You're a Good Man, Charlie Brown opened off-Broadway in 1967 with music and lyrics by Clark Gesner and book by John Gordon (which was just a pseudonym for Gesner and the original cast). The structure of the musical suceeds capturing that feeling of reading a new Peanuts strip every Sunday.

The entire show takes place across one typical day in the life of Charlie Brown from being late to school to watching the stars with his friends. Some scenes are only long enough for a quick joke and others take their time to set up Charlie Brown's emotions and how he deals with the people (and dog) in his life.

CTC's production of You're A Good Man, Charlie Brown is fun, light, and fast-paced, while also doing some interesting things with the visuals. From Deb De Grosse's direction to Thom Porterfield's set design, the audience is instantly placed in that comic strip world and Jim Allen's bright lighting design with Shawn Akacich's costuming just further cement that suspension of disbelief.

With fun performances by Don Delach (Charlie Brown), Patty Davis (Lucy), Evan Smith (Linus) and David Simpson (Schroeder), the show stays quick on its toes. Michael Coffman excels as Snoopy, a character he is diving into for a second time. Coffman was a delightful and consistent presence on the Central Oregon stage for more than a decade until his retirement from theater a couple of years ago. But he couldn't sit this one out.

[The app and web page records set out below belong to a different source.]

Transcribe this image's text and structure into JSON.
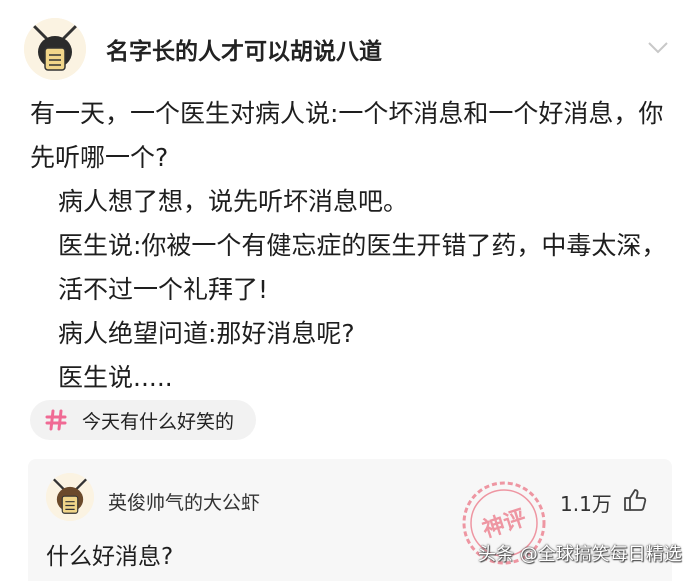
{
  "post": {
    "author": "名字长的人才可以胡说八道",
    "lines": [
      "有一天，一个医生对病人说:一个坏消息和一个好消息，你先听哪一个?",
      "病人想了想，说先听坏消息吧。",
      "医生说:你被一个有健忘症的医生开错了药，中毒太深，活不过一个礼拜了!",
      "病人绝望问道:那好消息呢?",
      "医生说....."
    ]
  },
  "topic": {
    "label": "今天有什么好笑的",
    "icon": "hash-icon"
  },
  "comment": {
    "author": "英俊帅气的大公虾",
    "likes": "1.1万",
    "text": "什么好消息?",
    "stamp": "神评"
  },
  "watermark": "头条 @全球搞笑每日精选",
  "colors": {
    "accent_pink": "#f06a94",
    "stamp_red": "#e8475d",
    "card_bg": "#f7f7f7"
  }
}
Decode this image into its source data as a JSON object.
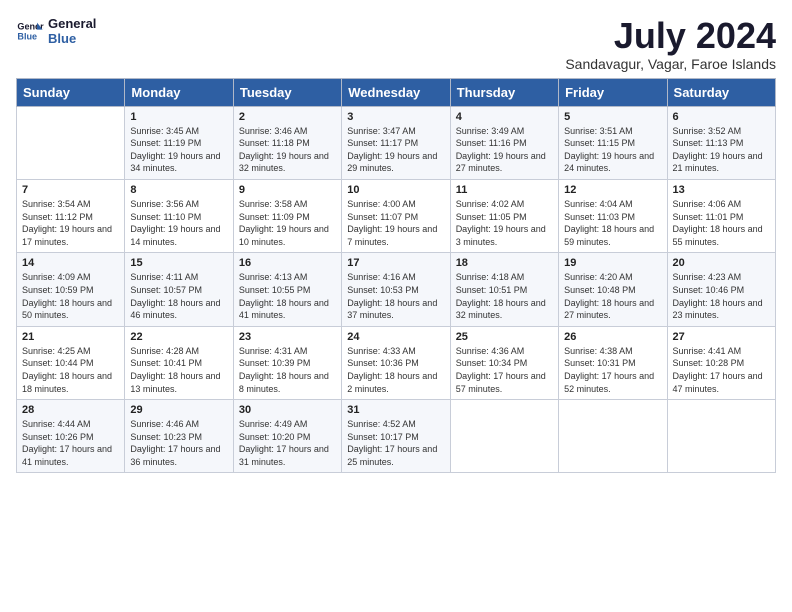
{
  "header": {
    "logo_line1": "General",
    "logo_line2": "Blue",
    "month": "July 2024",
    "location": "Sandavagur, Vagar, Faroe Islands"
  },
  "days_of_week": [
    "Sunday",
    "Monday",
    "Tuesday",
    "Wednesday",
    "Thursday",
    "Friday",
    "Saturday"
  ],
  "weeks": [
    [
      {
        "day": "",
        "empty": true
      },
      {
        "day": "1",
        "sunrise": "3:45 AM",
        "sunset": "11:19 PM",
        "daylight": "19 hours and 34 minutes."
      },
      {
        "day": "2",
        "sunrise": "3:46 AM",
        "sunset": "11:18 PM",
        "daylight": "19 hours and 32 minutes."
      },
      {
        "day": "3",
        "sunrise": "3:47 AM",
        "sunset": "11:17 PM",
        "daylight": "19 hours and 29 minutes."
      },
      {
        "day": "4",
        "sunrise": "3:49 AM",
        "sunset": "11:16 PM",
        "daylight": "19 hours and 27 minutes."
      },
      {
        "day": "5",
        "sunrise": "3:51 AM",
        "sunset": "11:15 PM",
        "daylight": "19 hours and 24 minutes."
      },
      {
        "day": "6",
        "sunrise": "3:52 AM",
        "sunset": "11:13 PM",
        "daylight": "19 hours and 21 minutes."
      }
    ],
    [
      {
        "day": "7",
        "sunrise": "3:54 AM",
        "sunset": "11:12 PM",
        "daylight": "19 hours and 17 minutes."
      },
      {
        "day": "8",
        "sunrise": "3:56 AM",
        "sunset": "11:10 PM",
        "daylight": "19 hours and 14 minutes."
      },
      {
        "day": "9",
        "sunrise": "3:58 AM",
        "sunset": "11:09 PM",
        "daylight": "19 hours and 10 minutes."
      },
      {
        "day": "10",
        "sunrise": "4:00 AM",
        "sunset": "11:07 PM",
        "daylight": "19 hours and 7 minutes."
      },
      {
        "day": "11",
        "sunrise": "4:02 AM",
        "sunset": "11:05 PM",
        "daylight": "19 hours and 3 minutes."
      },
      {
        "day": "12",
        "sunrise": "4:04 AM",
        "sunset": "11:03 PM",
        "daylight": "18 hours and 59 minutes."
      },
      {
        "day": "13",
        "sunrise": "4:06 AM",
        "sunset": "11:01 PM",
        "daylight": "18 hours and 55 minutes."
      }
    ],
    [
      {
        "day": "14",
        "sunrise": "4:09 AM",
        "sunset": "10:59 PM",
        "daylight": "18 hours and 50 minutes."
      },
      {
        "day": "15",
        "sunrise": "4:11 AM",
        "sunset": "10:57 PM",
        "daylight": "18 hours and 46 minutes."
      },
      {
        "day": "16",
        "sunrise": "4:13 AM",
        "sunset": "10:55 PM",
        "daylight": "18 hours and 41 minutes."
      },
      {
        "day": "17",
        "sunrise": "4:16 AM",
        "sunset": "10:53 PM",
        "daylight": "18 hours and 37 minutes."
      },
      {
        "day": "18",
        "sunrise": "4:18 AM",
        "sunset": "10:51 PM",
        "daylight": "18 hours and 32 minutes."
      },
      {
        "day": "19",
        "sunrise": "4:20 AM",
        "sunset": "10:48 PM",
        "daylight": "18 hours and 27 minutes."
      },
      {
        "day": "20",
        "sunrise": "4:23 AM",
        "sunset": "10:46 PM",
        "daylight": "18 hours and 23 minutes."
      }
    ],
    [
      {
        "day": "21",
        "sunrise": "4:25 AM",
        "sunset": "10:44 PM",
        "daylight": "18 hours and 18 minutes."
      },
      {
        "day": "22",
        "sunrise": "4:28 AM",
        "sunset": "10:41 PM",
        "daylight": "18 hours and 13 minutes."
      },
      {
        "day": "23",
        "sunrise": "4:31 AM",
        "sunset": "10:39 PM",
        "daylight": "18 hours and 8 minutes."
      },
      {
        "day": "24",
        "sunrise": "4:33 AM",
        "sunset": "10:36 PM",
        "daylight": "18 hours and 2 minutes."
      },
      {
        "day": "25",
        "sunrise": "4:36 AM",
        "sunset": "10:34 PM",
        "daylight": "17 hours and 57 minutes."
      },
      {
        "day": "26",
        "sunrise": "4:38 AM",
        "sunset": "10:31 PM",
        "daylight": "17 hours and 52 minutes."
      },
      {
        "day": "27",
        "sunrise": "4:41 AM",
        "sunset": "10:28 PM",
        "daylight": "17 hours and 47 minutes."
      }
    ],
    [
      {
        "day": "28",
        "sunrise": "4:44 AM",
        "sunset": "10:26 PM",
        "daylight": "17 hours and 41 minutes."
      },
      {
        "day": "29",
        "sunrise": "4:46 AM",
        "sunset": "10:23 PM",
        "daylight": "17 hours and 36 minutes."
      },
      {
        "day": "30",
        "sunrise": "4:49 AM",
        "sunset": "10:20 PM",
        "daylight": "17 hours and 31 minutes."
      },
      {
        "day": "31",
        "sunrise": "4:52 AM",
        "sunset": "10:17 PM",
        "daylight": "17 hours and 25 minutes."
      },
      {
        "day": "",
        "empty": true
      },
      {
        "day": "",
        "empty": true
      },
      {
        "day": "",
        "empty": true
      }
    ]
  ]
}
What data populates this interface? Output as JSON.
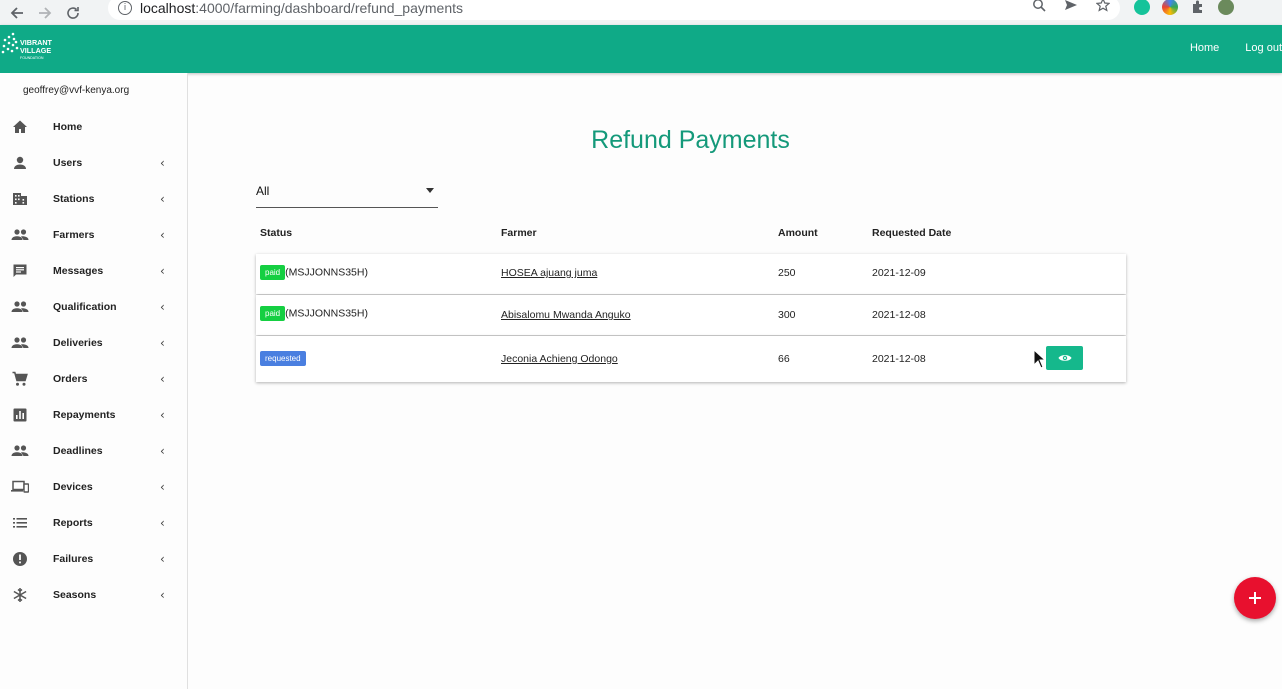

"After performing in over 40 shows in Bend theater, I needed to take a little break" says Coffman. "When I saw the auditions for You're a Good Man, Charlie Brown at CTC, a wave of nostalgia ran across my heart. The role of Snoopy left an indelible impression on me when I performed the show in high school 30 years ago. That role taught me how to be passionate and expressive. It truly shaped my personality. In addition, the songs of the show have been running through my head since high school—whenever I had a homework assignment that was overdue, whenever I had a moment of failure, or whenever I took a long look at my life and thought, 'Not bad—not bad at all.'"

One of the most incredible things about the show is the performance of Tara Johnson as Sally Brown. Her Sally explodes across stage, bringing the manic spirit of Charlie Brown's little sister to life. The amazing thing is not just the performance, but the fact that she took over the role just a week and a half before opening night. Losing actors happens sometimes, but it's rare to see someone outright own a role with such little rehearsal time. These happy accidents are what make theater such a thrill to be a part of and to witness.

The opening night crowd seemed to love the show, with belly laughs and "d'awwwwws" abounding. It is a good show to bring kids to since seeing these characters living and laughing should be a super surreal and trippy experience for them (and that's what kids totally need more of). It's almost impossible not to smile at this show and I double-dog dare you to try.

You're a Good Man, Charlie Brown

7:30 pm, Nov. 20-Dec. 19

(Thanksgiving week is dark)

Cascades Theatrical Company

148 NW Greenwood Ave.


About The Author

Speaking of...

Add a comment

More by Jared Rasic